the step size.

However, for a large number of small steps,

the amount of computation is considerable.

So, we need to program a calculator or

computer to carry out these calculations.

For a more accurate table of values

in Example 3, we could decrease

the step size.

However, for a large number of small steps,

the amount of computation is considerable.

So, we need to program a calculator or

computer to carry out these calculations.

69.
EULER’S METHOD

This table shows the results of applying

Euler’s method with decreasing step size to

the initial-value problem of Example 3.

This table shows the results of applying

Euler’s method with decreasing step size to

the initial-value problem of Example 3.

70.
EULER’S METHOD

Notice that the Euler estimates seem to be

approaching limits—namely, the true values

of y(0.5) and y(1).

Notice that the Euler estimates seem to be

approaching limits—namely, the true values

of y(0.5) and y(1).

71.
EULER’S METHOD

These are graphs of the Euler approximations

with step sizes

0.5, 0.25, 0.1, 0.05, 0.02, 0.01, 0.005

They are

approaching

the exact

solution curve

as the step size

h approaches 0.

These are graphs of the Euler approximations

with step sizes

0.5, 0.25, 0.1, 0.05, 0.02, 0.01, 0.005

They are

approaching

the exact

solution curve

as the step size

h approaches 0.

72.
EULER’S METHOD Example 4

In Example 2, we discussed a simple electric

circuit with resistance 12 Ω, inductance 4 H,

and a battery with voltage 60 V.

In Example 2, we discussed a simple electric

circuit with resistance 12 Ω, inductance 4 H,

and a battery with voltage 60 V.

73.
EULER’S METHOD Example 4

If the switch is closed when t = 0, we modeled

the current I at time t by the initial-value

dI/dt = 15 – 3I I(0) = 0

Estimate the current in the circuit

half a second after the switch is closed.

If the switch is closed when t = 0, we modeled

the current I at time t by the initial-value

dI/dt = 15 – 3I I(0) = 0

Estimate the current in the circuit

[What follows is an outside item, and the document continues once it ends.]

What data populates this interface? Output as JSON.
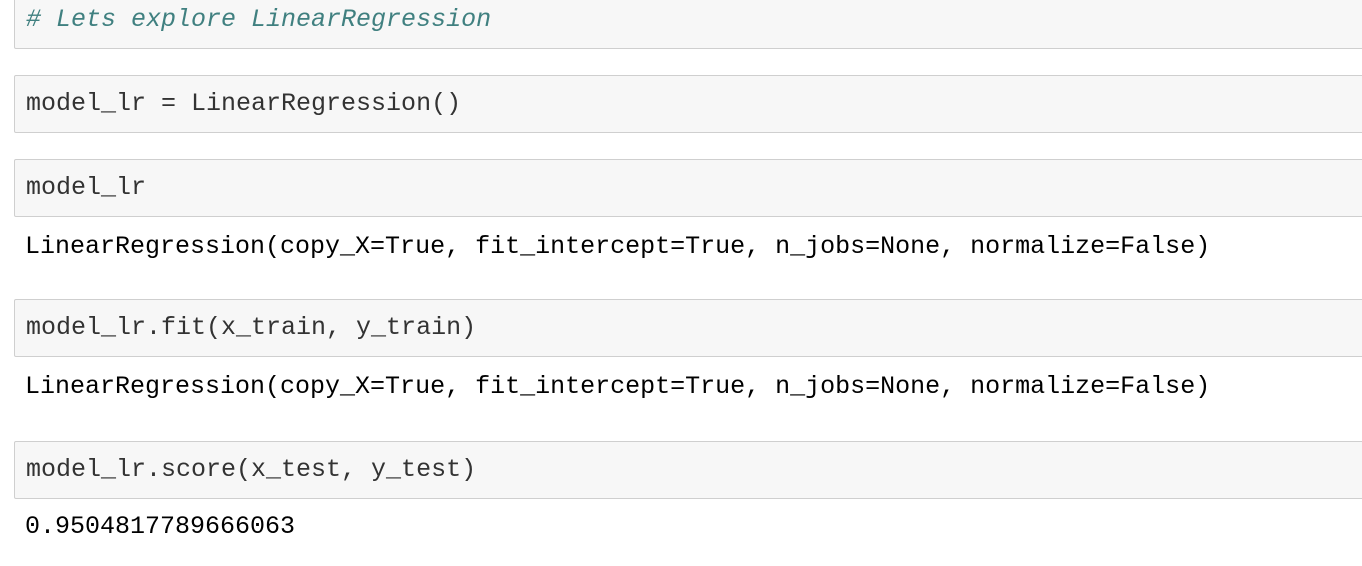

half a second after the switch is closed.

74.
EULER’S METHOD Example 4

We use Euler’s method with:

F(t, I) = 15 – 3I

t0 = 0

I0 = 0

Step size h = 0.1 second

We use Euler’s method with:

F(t, I) = 15 – 3I

t0 = 0

I0 = 0

Step size h = 0.1 second

75.
EULER’S METHOD Example 4

I1 = 0 + 0.1(15 – 3 · 0) = 1.5

I2 = 1.5 + 0.1(15 – 3 · 1.5) = 2.55

I3 = 2.55 + 0.1(15 – 3 · 2.55) = 3.285

I4 = 3.285 + 0.1(15 – 3 · 3.285) = 3.7995

I5 = 3.7995 + 0.1(15 – 3 · 3.7995) = 4.15365

The current after 0.5 seconds is: I(0.5) ≈ 4.16 A

I1 = 0 + 0.1(15 – 3 · 0) = 1.5

I2 = 1.5 + 0.1(15 – 3 · 1.5) = 2.55

I3 = 2.55 + 0.1(15 – 3 · 2.55) = 3.285

I4 = 3.285 + 0.1(15 – 3 · 3.285) = 3.7995

I5 = 3.7995 + 0.1(15 – 3 · 3.7995) = 4.15365

The current after 0.5 seconds is: I(0.5) ≈ 4.16 A